As the evidence grows to support the efficacy of meditation and mindfulness, more and more articles about these age-old practices are appearing in major media outlets.
For example, in this article the New York Times reports studies verifying the age old wisdom that meditation helps make you more compassionate and sympathetic to others’ needs:
The next time you meditate, know that you’re not just benefiting yourself, you’re also benefiting your neighbors, community members and as-yet-unknown strangers…
Or what about this article in the Huffington Post, outlining step-by-step the myriad benefits of meditation:
Over the past few years, meditation has evolved from an of-the-moment fad to a legitimate health craze, as research has linked the practice to everything from improved cardiovascular health to cognitive benefits. Science has even shown that mindfulness meditation can affect gene expression.
While the modern-day science behind this age-old practice is still developing, plenty of studies suggest that meditation is about way more than blissing out
This article helps explain in simple but adept ways how meditation helps everyone develop a calmer more focused life. What that does in turn is allows us to grow into a more complete person. We lower our stress, take more positive actions in our life choices, and live happier, healthier lives when we take time to deflate the ego and rejuvenate our connection with the source of happiness that resides within each of us.
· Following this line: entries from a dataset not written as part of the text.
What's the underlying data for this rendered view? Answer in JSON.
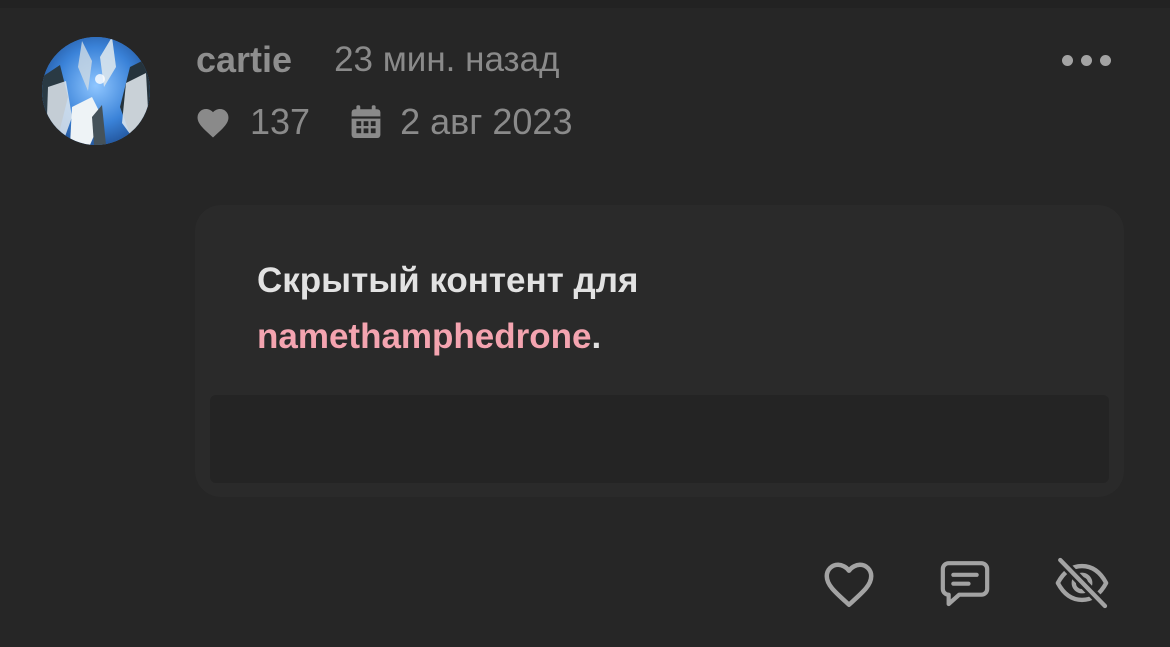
{
  "post": {
    "author": "cartie",
    "time_ago": "23 мин. назад",
    "likes": "137",
    "date": "2 авг 2023",
    "hidden_content": {
      "text_before": "Скрытый контент для",
      "mention": "namethamphedrone",
      "text_after": "."
    }
  },
  "icons": {
    "likes": "heart-icon",
    "date": "calendar-icon",
    "menu": "more-dots-icon",
    "like_action": "heart-outline-icon",
    "reply_action": "comment-icon",
    "hide_action": "eye-off-icon"
  },
  "colors": {
    "background": "#262626",
    "card": "#2a2a2a",
    "muted_text": "#8a8a8a",
    "mention": "#f4a4b0",
    "icon": "#a3a3a3"
  }
}
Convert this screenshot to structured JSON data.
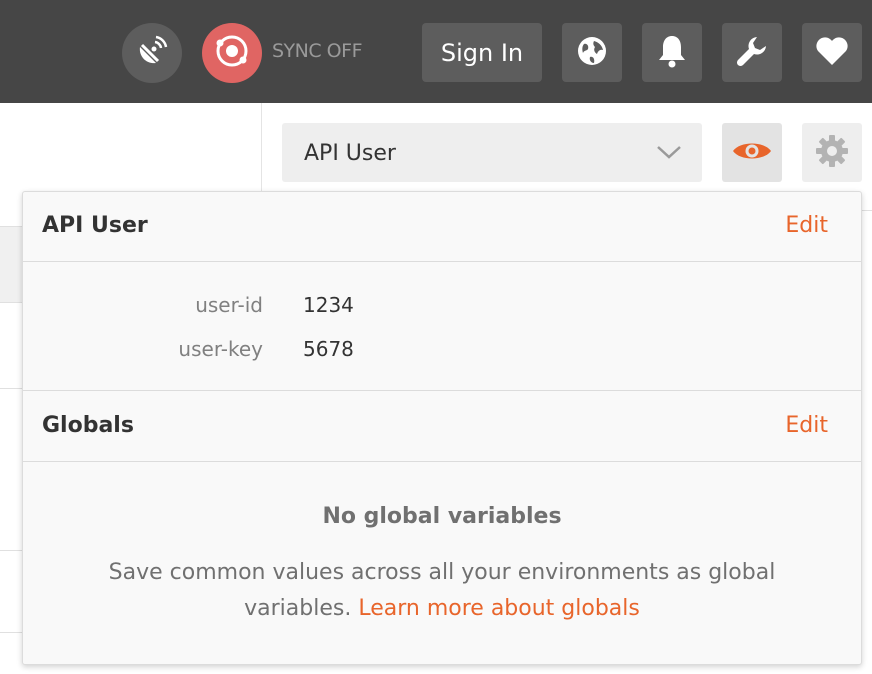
{
  "colors": {
    "topbar": "#464646",
    "sync_button": "#e06563",
    "accent": "#e8652b",
    "popover_bg": "#f9f9f9"
  },
  "topbar": {
    "interceptor_icon": "satellite-icon",
    "sync_icon": "sync-orbit-icon",
    "sync_label": "SYNC OFF",
    "sign_in_label": "Sign In",
    "icons": [
      "world-icon",
      "bell-icon",
      "wrench-icon",
      "heart-icon"
    ]
  },
  "environment": {
    "selected": "API User",
    "dropdown_icon": "chevron-down-icon",
    "quick_look_icon": "eye-icon",
    "settings_icon": "gear-icon"
  },
  "quick_look": {
    "environment": {
      "title": "API User",
      "edit_label": "Edit",
      "variables": [
        {
          "key": "user-id",
          "value": "1234"
        },
        {
          "key": "user-key",
          "value": "5678"
        }
      ]
    },
    "globals": {
      "title": "Globals",
      "edit_label": "Edit",
      "empty_title": "No global variables",
      "empty_desc": "Save common values across all your environments as global variables.",
      "learn_more_label": "Learn more about globals"
    }
  }
}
And finally, in an example of how mindfulness is being increasingly adopted by medical professions, we’ll end with this short video from Center for Mindfulness at the University of Massachusetts Medical School, where we see some attributes of allowing ourselves to let go of the worries and anxieties of life in order to free ourselves from the burdens that society often places upon us.